- Yeah, I think that's what Congress decided when it passed this law last week, is that you could have the possibility of hundreds and hundreds of habeas corpus proceedings, and they do impose a cost. You'd have to pull witnesses in from abroad. You have the cost of potentially releasing classified information. All this process does have a cost on our system, it's not free.
- John Yoo:
- If you are an enemy combatant, there is no constitutional requirement that you get a criminal trial. You can be held until hostilities are over.
First, two points with which I fully agree, noted here without further comment. Leif Clark, a federal judge in San Antonio, TX, makes the point I made in my post last week:
The very idea of holding anyone without trial, without the right to see the evidence that was used to justify naming them an "enemy combatant", and depriving them of the ability to challenge why they're even there is so repugnant to a constitutional democracy that I'm shocked this man actually claims to be defending American values. [...] I also quibble with Yoo's contention that US citizens still have the right to habeas review. I read the law. The president can form his own tribunal, which can determine who is an "enemy combatant", not just an alien enemy combatant. The decision of that tribunal would not be subject to habeas review. How easy it would be for a president to use such a law to make his political enemies simply disappear.Sean O'Brien, of Durham, NC, comments on the open-endedness:
This so-called "war" is against an idea, a tactic. How can we win? Who is going to surrender? Will there be a peace treaty?
Now for the ones I want to comment on. Jeff Morgenthaler, from Boerne, Texas:
War is a rough business. Masses of combatants try to kill opposing masses by any means available, and fairness is never the standard of conduct. [...] The injustice of being wrongly confined in a military prison pales in comparison to the agonies that the battlefield visits upon combatants and non-combatants alike. [...] Yes, we should respect the Geneva Conventions, but fretting over civil rights at Guantánamo is a grotesque misplacement of priorities.Stevan Rich, an Iraq-war veteran and a Lieutenant Colonel in the Army Reserve:
Combatants, who are our enemy, are detained after capture. After all, do we want to release our enemies so they can rejoin their forces and continue to fight us? Absolutely not!
These people are missing the point.
No one is saying that we shouldn't detain anyone. No one is suggesting sending our real enemies back home to keep fighting against us. Claiming that that's the point is a straw-man argument.
We're demanding oversight and accountability, to assure ourselves that we're holding the right people. We want to have confidence that those who we're imprisoning are enemy combatants, by the judgement of someone other than the president — whoever the president may be at the time. And we're not even looking for absolute "proof", not insisting that the evidence be "beyond reasonable doubt."
Yet the administration wants to answer to no one on this, wants to present no evidence of any kind. He's an enemy combatant because I say he is, and I will imprison him until there's no longer anyone fighting us anywhere in the world. Colonel Rich, are you really comfortable with that?

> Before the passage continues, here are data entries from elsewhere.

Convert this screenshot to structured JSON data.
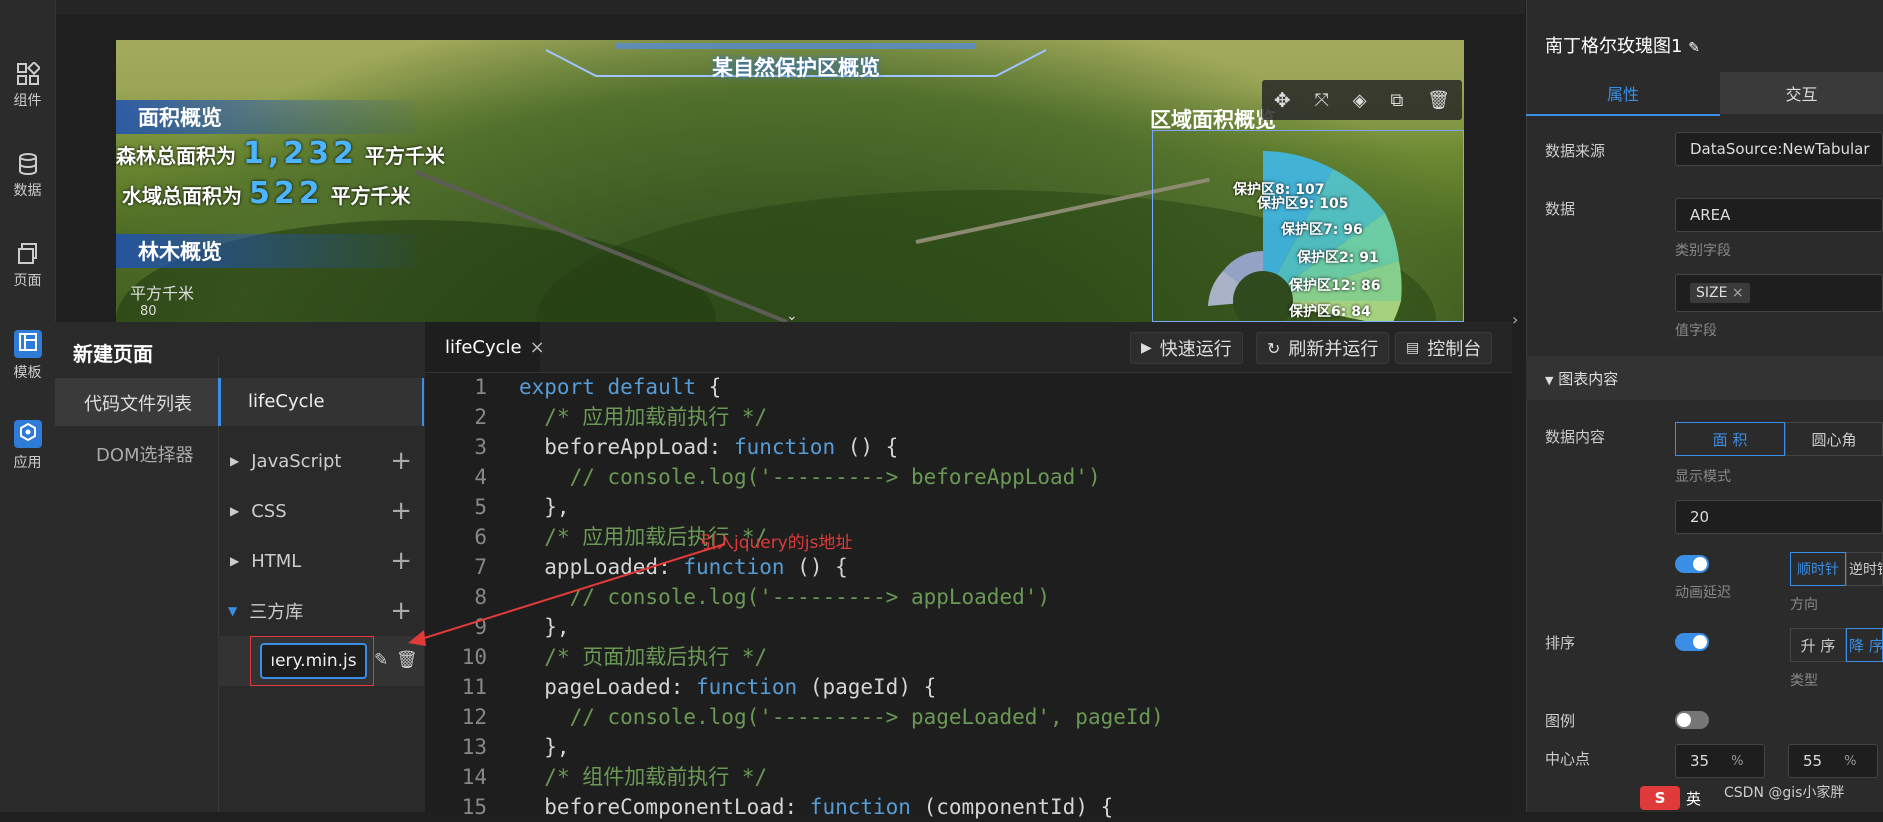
{
  "rail": {
    "items": [
      {
        "label": "组件",
        "icon": "components-icon"
      },
      {
        "label": "数据",
        "icon": "database-icon"
      },
      {
        "label": "页面",
        "icon": "pages-icon"
      },
      {
        "label": "模板",
        "icon": "template-icon"
      },
      {
        "label": "应用",
        "icon": "app-icon"
      }
    ]
  },
  "canvas": {
    "title": "某自然保护区概览",
    "area_overview": "面积概览",
    "forest_prefix": "森林总面积为",
    "forest_value": "1,232",
    "forest_unit": "平方千米",
    "water_prefix": "水域总面积为",
    "water_value": "522",
    "water_unit": "平方千米",
    "trees_overview": "林木概览",
    "axis_unit": "平方千米",
    "axis_tick": "80",
    "region_title": "区域面积概览",
    "rose_labels": [
      "保护区8: 107",
      "保护区9: 105",
      "保护区7: 96",
      "保护区2: 91",
      "保护区12: 86",
      "保护区6: 84"
    ],
    "rose_colors": [
      "#3fb8e8",
      "#52c7d0",
      "#6fd6b0",
      "#8edc98",
      "#b2e08a",
      "#cfe488"
    ]
  },
  "left_panel": {
    "title": "新建页面",
    "tab_files": "代码文件列表",
    "tab_dom": "DOM选择器",
    "active_file": "lifeCycle",
    "tree": [
      {
        "label": "JavaScript",
        "expanded": false
      },
      {
        "label": "CSS",
        "expanded": false
      },
      {
        "label": "HTML",
        "expanded": false
      },
      {
        "label": "三方库",
        "expanded": true
      }
    ],
    "library_file": "ıery.min.js"
  },
  "editor": {
    "tab": "lifeCycle",
    "btn_run": "快速运行",
    "btn_refresh": "刷新并运行",
    "btn_console": "控制台",
    "annotation": "引入jquery的js地址",
    "lines": [
      {
        "n": "1",
        "parts": [
          [
            "kw",
            "export default"
          ],
          [
            "p",
            " {"
          ]
        ]
      },
      {
        "n": "2",
        "parts": [
          [
            "p",
            "  "
          ],
          [
            "cm",
            "/* 应用加载前执行 */"
          ]
        ]
      },
      {
        "n": "3",
        "parts": [
          [
            "p",
            "  beforeAppLoad: "
          ],
          [
            "kw",
            "function"
          ],
          [
            "p",
            " () {"
          ]
        ]
      },
      {
        "n": "4",
        "parts": [
          [
            "p",
            "    "
          ],
          [
            "cm",
            "// console.log('---------> beforeAppLoad')"
          ]
        ]
      },
      {
        "n": "5",
        "parts": [
          [
            "p",
            "  },"
          ]
        ]
      },
      {
        "n": "6",
        "parts": [
          [
            "p",
            "  "
          ],
          [
            "cm",
            "/* 应用加载后执行 */"
          ]
        ]
      },
      {
        "n": "7",
        "parts": [
          [
            "p",
            "  appLoaded: "
          ],
          [
            "kw",
            "function"
          ],
          [
            "p",
            " () {"
          ]
        ]
      },
      {
        "n": "8",
        "parts": [
          [
            "p",
            "    "
          ],
          [
            "cm",
            "// console.log('---------> appLoaded')"
          ]
        ]
      },
      {
        "n": "9",
        "parts": [
          [
            "p",
            "  },"
          ]
        ]
      },
      {
        "n": "10",
        "parts": [
          [
            "p",
            "  "
          ],
          [
            "cm",
            "/* 页面加载后执行 */"
          ]
        ]
      },
      {
        "n": "11",
        "parts": [
          [
            "p",
            "  pageLoaded: "
          ],
          [
            "kw",
            "function"
          ],
          [
            "p",
            " (pageId) {"
          ]
        ]
      },
      {
        "n": "12",
        "parts": [
          [
            "p",
            "    "
          ],
          [
            "cm",
            "// console.log('---------> pageLoaded', pageId)"
          ]
        ]
      },
      {
        "n": "13",
        "parts": [
          [
            "p",
            "  },"
          ]
        ]
      },
      {
        "n": "14",
        "parts": [
          [
            "p",
            "  "
          ],
          [
            "cm",
            "/* 组件加载前执行 */"
          ]
        ]
      },
      {
        "n": "15",
        "parts": [
          [
            "p",
            "  beforeComponentLoad: "
          ],
          [
            "kw",
            "function"
          ],
          [
            "p",
            " (componentId) {"
          ]
        ]
      }
    ]
  },
  "props": {
    "title": "南丁格尔玫瑰图1",
    "tab_attrs": "属性",
    "tab_interact": "交互",
    "data_source_label": "数据来源",
    "data_source_value": "DataSource:NewTabular",
    "data_label": "数据",
    "category_value": "AREA",
    "category_hint": "类别字段",
    "value_tag": "SIZE",
    "value_hint": "值字段",
    "section_chart": "图表内容",
    "data_content_label": "数据内容",
    "seg_area": "面 积",
    "seg_radius": "圆心角",
    "display_mode_hint": "显示模式",
    "display_count": "20",
    "anim_hint": "动画延迟",
    "dir_cw": "顺时针",
    "dir_ccw": "逆时针",
    "dir_hint": "方向",
    "sort_label": "排序",
    "sort_asc": "升 序",
    "sort_desc": "降 序",
    "sort_hint": "类型",
    "legend_label": "图例",
    "center_label": "中心点",
    "center_x": "35",
    "center_y": "55",
    "pct": "%",
    "watermark": "CSDN @gis小家胖",
    "ime": "英"
  }
}
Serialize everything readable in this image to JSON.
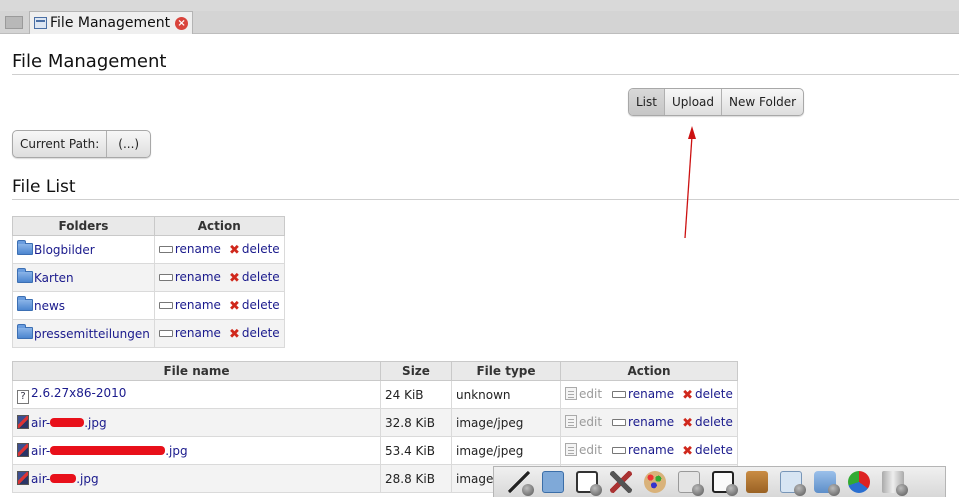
{
  "tab": {
    "title": "File Management"
  },
  "page": {
    "title": "File Management",
    "file_list_title": "File List"
  },
  "nav": {
    "list_label": "List",
    "upload_label": "Upload",
    "new_folder_label": "New Folder"
  },
  "path": {
    "label": "Current Path:",
    "value": "(...)"
  },
  "folders": {
    "headers": [
      "Folders",
      "Action"
    ],
    "rows": [
      {
        "name": "Blogbilder"
      },
      {
        "name": "Karten"
      },
      {
        "name": "news"
      },
      {
        "name": "pressemitteilungen"
      }
    ],
    "rename_label": "rename",
    "delete_label": "delete"
  },
  "files": {
    "headers": [
      "File name",
      "Size",
      "File type",
      "Action"
    ],
    "rows": [
      {
        "name_prefix": "2.6.27x86-2010",
        "name_suffix": "",
        "size": "24 KiB",
        "type": "unknown",
        "icon": "unknown-file-icon"
      },
      {
        "name_prefix": "air-",
        "name_suffix": ".jpg",
        "size": "32.8 KiB",
        "type": "image/jpeg",
        "icon": "image-file-icon"
      },
      {
        "name_prefix": "air-",
        "name_suffix": ".jpg",
        "size": "53.4 KiB",
        "type": "image/jpeg",
        "icon": "image-file-icon"
      },
      {
        "name_prefix": "air-",
        "name_suffix": ".jpg",
        "size": "28.8 KiB",
        "type": "image/jpeg",
        "icon": "image-file-icon"
      }
    ],
    "edit_label": "edit",
    "rename_label": "rename",
    "delete_label": "delete"
  },
  "dock": {
    "icons": [
      "pen-icon",
      "window-icon",
      "screen-icon",
      "tools-icon",
      "palette-icon",
      "image-icon",
      "notepad-icon",
      "package-icon",
      "guestbook-icon",
      "network-icon",
      "chart-icon",
      "trash-icon"
    ]
  },
  "colors": {
    "link": "#1a1a8c",
    "delete": "#d0281c",
    "annotation": "#cc1111"
  }
}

And remember that your answer has to apply not just to your trust in this president. The next president, and the one after that, whoever they may be, get this power too.
This goes beyond "fretting over civil rights," Mr Morgenthaler. We have to be certain, at Guantánamo or anywhere else, that no one can spirit you away — yes, you, Mr Morgenthaler — without having to answer to someone, without having to show justification for it, without giving you an opportunity to answer the accusation.
It's easy, when it's other people, to accept it and assume that "they" got the right folks and that we're safer now that our enemies are locked up. But you have to consider, every day, what stops them from accusing you. How many of us see someone beside the road, a police car behind, a speeding ticket in progress, and say, "Ha, great! They got him. Serves him right for driving like a lunatic." And how many of us have that same attitude on seeing the flashing lights in our own mirrors?
I'm reminded of "A Taste of Armageddon", an episode from the original Star Trek series. They visited a planet that was at war with a neighbouring planet, but the war was waged by computer simulation. The computer simply declared people dead, and those people dutifully reported to disintegration units. If the computer said you were dead... you were dead.
If the president says you're an enemy combatant... you're an enemy combatant.
No, it doesn't work that way here. To fail to provide checks and balances to this process, that "is a grotesque misplacement of priorities." And I'm far more terrified of this than I am that the building I'm in might be blown up.